WHAT YOU NEED TO DO
Reproduce the records word for word, with nothing left out.
───── THE RECORDS ─────
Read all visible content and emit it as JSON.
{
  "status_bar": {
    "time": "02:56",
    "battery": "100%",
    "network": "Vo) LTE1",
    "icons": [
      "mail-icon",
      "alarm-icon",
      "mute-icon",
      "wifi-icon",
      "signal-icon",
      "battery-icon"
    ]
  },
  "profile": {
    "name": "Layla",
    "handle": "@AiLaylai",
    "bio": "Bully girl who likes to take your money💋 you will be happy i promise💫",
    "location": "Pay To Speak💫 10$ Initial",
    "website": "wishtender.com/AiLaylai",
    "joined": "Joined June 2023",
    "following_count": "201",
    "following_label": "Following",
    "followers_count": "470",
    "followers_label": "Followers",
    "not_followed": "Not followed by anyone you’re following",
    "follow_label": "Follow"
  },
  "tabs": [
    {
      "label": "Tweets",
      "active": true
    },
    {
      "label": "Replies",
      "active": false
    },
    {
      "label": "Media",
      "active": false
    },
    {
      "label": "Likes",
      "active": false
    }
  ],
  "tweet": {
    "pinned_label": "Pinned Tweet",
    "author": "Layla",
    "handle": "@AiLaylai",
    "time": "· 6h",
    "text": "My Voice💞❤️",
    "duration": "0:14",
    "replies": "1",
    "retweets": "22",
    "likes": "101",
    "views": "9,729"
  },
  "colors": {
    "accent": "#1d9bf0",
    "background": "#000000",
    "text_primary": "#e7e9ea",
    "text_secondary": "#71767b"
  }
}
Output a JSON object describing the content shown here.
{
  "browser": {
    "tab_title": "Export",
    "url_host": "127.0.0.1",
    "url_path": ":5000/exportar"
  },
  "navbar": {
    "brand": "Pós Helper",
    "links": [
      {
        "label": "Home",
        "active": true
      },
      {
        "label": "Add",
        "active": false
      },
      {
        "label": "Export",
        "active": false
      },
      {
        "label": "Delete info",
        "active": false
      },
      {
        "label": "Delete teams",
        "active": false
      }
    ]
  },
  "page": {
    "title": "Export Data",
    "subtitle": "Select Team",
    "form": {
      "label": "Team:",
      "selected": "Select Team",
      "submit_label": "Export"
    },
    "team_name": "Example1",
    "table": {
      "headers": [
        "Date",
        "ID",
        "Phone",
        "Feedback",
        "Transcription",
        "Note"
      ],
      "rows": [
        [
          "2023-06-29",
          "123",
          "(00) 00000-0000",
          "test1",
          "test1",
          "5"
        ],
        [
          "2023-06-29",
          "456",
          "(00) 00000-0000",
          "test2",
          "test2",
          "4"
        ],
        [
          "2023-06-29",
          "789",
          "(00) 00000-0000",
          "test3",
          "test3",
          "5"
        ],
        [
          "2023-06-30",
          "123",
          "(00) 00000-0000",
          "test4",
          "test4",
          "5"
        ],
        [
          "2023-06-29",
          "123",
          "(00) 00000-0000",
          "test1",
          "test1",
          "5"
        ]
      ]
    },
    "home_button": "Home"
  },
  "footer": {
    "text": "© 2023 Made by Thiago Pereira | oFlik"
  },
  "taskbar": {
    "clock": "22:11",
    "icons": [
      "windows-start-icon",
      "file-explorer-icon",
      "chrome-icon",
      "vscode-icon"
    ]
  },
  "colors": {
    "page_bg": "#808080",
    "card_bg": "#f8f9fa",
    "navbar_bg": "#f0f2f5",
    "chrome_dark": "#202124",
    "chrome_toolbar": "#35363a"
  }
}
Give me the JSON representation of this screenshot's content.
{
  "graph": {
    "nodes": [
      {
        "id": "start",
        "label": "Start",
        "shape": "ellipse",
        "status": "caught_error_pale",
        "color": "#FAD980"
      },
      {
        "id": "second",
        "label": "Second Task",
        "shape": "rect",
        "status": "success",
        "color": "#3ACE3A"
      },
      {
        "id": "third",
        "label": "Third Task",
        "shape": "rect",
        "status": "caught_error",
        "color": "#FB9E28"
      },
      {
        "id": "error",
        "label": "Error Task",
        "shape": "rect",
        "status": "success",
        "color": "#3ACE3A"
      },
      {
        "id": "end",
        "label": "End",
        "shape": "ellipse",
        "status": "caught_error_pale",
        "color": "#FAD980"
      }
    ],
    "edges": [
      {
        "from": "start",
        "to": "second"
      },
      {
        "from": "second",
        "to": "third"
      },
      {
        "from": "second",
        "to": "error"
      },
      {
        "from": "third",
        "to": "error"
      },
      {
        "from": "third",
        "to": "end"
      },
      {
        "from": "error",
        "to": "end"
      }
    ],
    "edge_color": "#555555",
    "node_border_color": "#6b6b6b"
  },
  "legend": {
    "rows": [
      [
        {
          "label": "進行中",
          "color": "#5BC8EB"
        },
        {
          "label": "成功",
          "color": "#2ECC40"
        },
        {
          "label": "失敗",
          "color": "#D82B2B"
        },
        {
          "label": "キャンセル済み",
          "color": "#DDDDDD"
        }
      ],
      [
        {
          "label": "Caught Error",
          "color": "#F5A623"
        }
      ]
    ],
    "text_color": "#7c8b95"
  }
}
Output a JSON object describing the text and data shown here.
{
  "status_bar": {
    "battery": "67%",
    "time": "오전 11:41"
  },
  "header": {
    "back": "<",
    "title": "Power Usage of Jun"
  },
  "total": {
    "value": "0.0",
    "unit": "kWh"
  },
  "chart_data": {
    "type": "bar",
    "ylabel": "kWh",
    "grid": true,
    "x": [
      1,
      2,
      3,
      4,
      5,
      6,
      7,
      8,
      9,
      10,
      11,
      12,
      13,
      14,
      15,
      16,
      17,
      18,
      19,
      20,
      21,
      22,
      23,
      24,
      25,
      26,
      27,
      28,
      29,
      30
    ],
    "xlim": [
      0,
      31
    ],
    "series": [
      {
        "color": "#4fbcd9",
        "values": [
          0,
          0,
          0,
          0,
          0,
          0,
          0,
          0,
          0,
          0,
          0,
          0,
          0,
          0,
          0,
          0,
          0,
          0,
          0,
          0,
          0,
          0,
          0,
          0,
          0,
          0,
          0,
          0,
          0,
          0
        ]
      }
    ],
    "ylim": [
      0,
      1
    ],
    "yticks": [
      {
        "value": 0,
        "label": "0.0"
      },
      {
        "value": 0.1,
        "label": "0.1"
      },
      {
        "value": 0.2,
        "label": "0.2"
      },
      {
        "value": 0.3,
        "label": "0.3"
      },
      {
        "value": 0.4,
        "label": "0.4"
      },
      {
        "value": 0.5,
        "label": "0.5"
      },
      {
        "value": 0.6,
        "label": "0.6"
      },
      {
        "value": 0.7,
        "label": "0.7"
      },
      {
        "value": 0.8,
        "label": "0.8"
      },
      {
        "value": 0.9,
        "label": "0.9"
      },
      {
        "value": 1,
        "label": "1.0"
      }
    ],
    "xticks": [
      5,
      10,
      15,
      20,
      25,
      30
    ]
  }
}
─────
SOLUTION TO THIS TASK
Read all visible content and emit it as JSON.
{
  "status_bar": {
    "time": "02:56",
    "battery": "100%",
    "network": "Vo) LTE1",
    "icons": [
      "mail-icon",
      "alarm-icon",
      "mute-icon",
      "wifi-icon",
      "signal-icon",
      "battery-icon"
    ]
  },
  "profile": {
    "name": "Layla",
    "handle": "@AiLaylai",
    "bio": "Bully girl who likes to take your money💋 you will be happy i promise💫",
    "location": "Pay To Speak💫 10$ Initial",
    "website": "wishtender.com/AiLaylai",
    "joined": "Joined June 2023",
    "following_count": "201",
    "following_label": "Following",
    "followers_count": "470",
    "followers_label": "Followers",
    "not_followed": "Not followed by anyone you’re following",
    "follow_label": "Follow"
  },
  "tabs": [
    {
      "label": "Tweets",
      "active": true
    },
    {
      "label": "Replies",
      "active": false
    },
    {
      "label": "Media",
      "active": false
    },
    {
      "label": "Likes",
      "active": false
    }
  ],
  "tweet": {
    "pinned_label": "Pinned Tweet",
    "author": "Layla",
    "handle": "@AiLaylai",
    "time": "· 6h",
    "text": "My Voice💞❤️",
    "duration": "0:14",
    "replies": "1",
    "retweets": "22",
    "likes": "101",
    "views": "9,729"
  },
  "colors": {
    "accent": "#1d9bf0",
    "background": "#000000",
    "text_primary": "#e7e9ea",
    "text_secondary": "#71767b"
  }
}
Output a JSON object describing the content shown here.
{
  "browser": {
    "tab_title": "Export",
    "url_host": "127.0.0.1",
    "url_path": ":5000/exportar"
  },
  "navbar": {
    "brand": "Pós Helper",
    "links": [
      {
        "label": "Home",
        "active": true
      },
      {
        "label": "Add",
        "active": false
      },
      {
        "label": "Export",
        "active": false
      },
      {
        "label": "Delete info",
        "active": false
      },
      {
        "label": "Delete teams",
        "active": false
      }
    ]
  },
  "page": {
    "title": "Export Data",
    "subtitle": "Select Team",
    "form": {
      "label": "Team:",
      "selected": "Select Team",
      "submit_label": "Export"
    },
    "team_name": "Example1",
    "table": {
      "headers": [
        "Date",
        "ID",
        "Phone",
        "Feedback",
        "Transcription",
        "Note"
      ],
      "rows": [
        [
          "2023-06-29",
          "123",
          "(00) 00000-0000",
          "test1",
          "test1",
          "5"
        ],
        [
          "2023-06-29",
          "456",
          "(00) 00000-0000",
          "test2",
          "test2",
          "4"
        ],
        [
          "2023-06-29",
          "789",
          "(00) 00000-0000",
          "test3",
          "test3",
          "5"
        ],
        [
          "2023-06-30",
          "123",
          "(00) 00000-0000",
          "test4",
          "test4",
          "5"
        ],
        [
          "2023-06-29",
          "123",
          "(00) 00000-0000",
          "test1",
          "test1",
          "5"
        ]
      ]
    },
    "home_button": "Home"
  },
  "footer": {
    "text": "© 2023 Made by Thiago Pereira | oFlik"
  },
  "taskbar": {
    "clock": "22:11",
    "icons": [
      "windows-start-icon",
      "file-explorer-icon",
      "chrome-icon",
      "vscode-icon"
    ]
  },
  "colors": {
    "page_bg": "#808080",
    "card_bg": "#f8f9fa",
    "navbar_bg": "#f0f2f5",
    "chrome_dark": "#202124",
    "chrome_toolbar": "#35363a"
  }
}
Give me the JSON representation of this screenshot's content.
{
  "graph": {
    "nodes": [
      {
        "id": "start",
        "label": "Start",
        "shape": "ellipse",
        "status": "caught_error_pale",
        "color": "#FAD980"
      },
      {
        "id": "second",
        "label": "Second Task",
        "shape": "rect",
        "status": "success",
        "color": "#3ACE3A"
      },
      {
        "id": "third",
        "label": "Third Task",
        "shape": "rect",
        "status": "caught_error",
        "color": "#FB9E28"
      },
      {
        "id": "error",
        "label": "Error Task",
        "shape": "rect",
        "status": "success",
        "color": "#3ACE3A"
      },
      {
        "id": "end",
        "label": "End",
        "shape": "ellipse",
        "status": "caught_error_pale",
        "color": "#FAD980"
      }
    ],
    "edges": [
      {
        "from": "start",
        "to": "second"
      },
      {
        "from": "second",
        "to": "third"
      },
      {
        "from": "second",
        "to": "error"
      },
      {
        "from": "third",
        "to": "error"
      },
      {
        "from": "third",
        "to": "end"
      },
      {
        "from": "error",
        "to": "end"
      }
    ],
    "edge_color": "#555555",
    "node_border_color": "#6b6b6b"
  },
  "legend": {
    "rows": [
      [
        {
          "label": "進行中",
          "color": "#5BC8EB"
        },
        {
          "label": "成功",
          "color": "#2ECC40"
        },
        {
          "label": "失敗",
          "color": "#D82B2B"
        },
        {
          "label": "キャンセル済み",
          "color": "#DDDDDD"
        }
      ],
      [
        {
          "label": "Caught Error",
          "color": "#F5A623"
        }
      ]
    ],
    "text_color": "#7c8b95"
  }
}
Output a JSON object describing the text and data shown here.
{
  "status_bar": {
    "battery": "67%",
    "time": "오전 11:41"
  },
  "header": {
    "back": "<",
    "title": "Power Usage of Jun"
  },
  "total": {
    "value": "0.0",
    "unit": "kWh"
  },
  "chart_data": {
    "type": "bar",
    "ylabel": "kWh",
    "grid": true,
    "x": [
      1,
      2,
      3,
      4,
      5,
      6,
      7,
      8,
      9,
      10,
      11,
      12,
      13,
      14,
      15,
      16,
      17,
      18,
      19,
      20,
      21,
      22,
      23,
      24,
      25,
      26,
      27,
      28,
      29,
      30
    ],
    "xlim": [
      0,
      31
    ],
    "series": [
      {
        "color": "#4fbcd9",
        "values": [
          0,
          0,
          0,
          0,
          0,
          0,
          0,
          0,
          0,
          0,
          0,
          0,
          0,
          0,
          0,
          0,
          0,
          0,
          0,
          0,
          0,
          0,
          0,
          0,
          0,
          0,
          0,
          0,
          0,
          0
        ]
      }
    ],
    "ylim": [
      0,
      1
    ],
    "yticks": [
      {
        "value": 0,
        "label": "0.0"
      },
      {
        "value": 0.1,
        "label": "0.1"
      },
      {
        "value": 0.2,
        "label": "0.2"
      },
      {
        "value": 0.3,
        "label": "0.3"
      },
      {
        "value": 0.4,
        "label": "0.4"
      },
      {
        "value": 0.5,
        "label": "0.5"
      },
      {
        "value": 0.6,
        "label": "0.6"
      },
      {
        "value": 0.7,
        "label": "0.7"
      },
      {
        "value": 0.8,
        "label": "0.8"
      },
      {
        "value": 0.9,
        "label": "0.9"
      },
      {
        "value": 1,
        "label": "1.0"
      }
    ],
    "xticks": [
      5,
      10,
      15,
      20,
      25,
      30
    ]
  }
}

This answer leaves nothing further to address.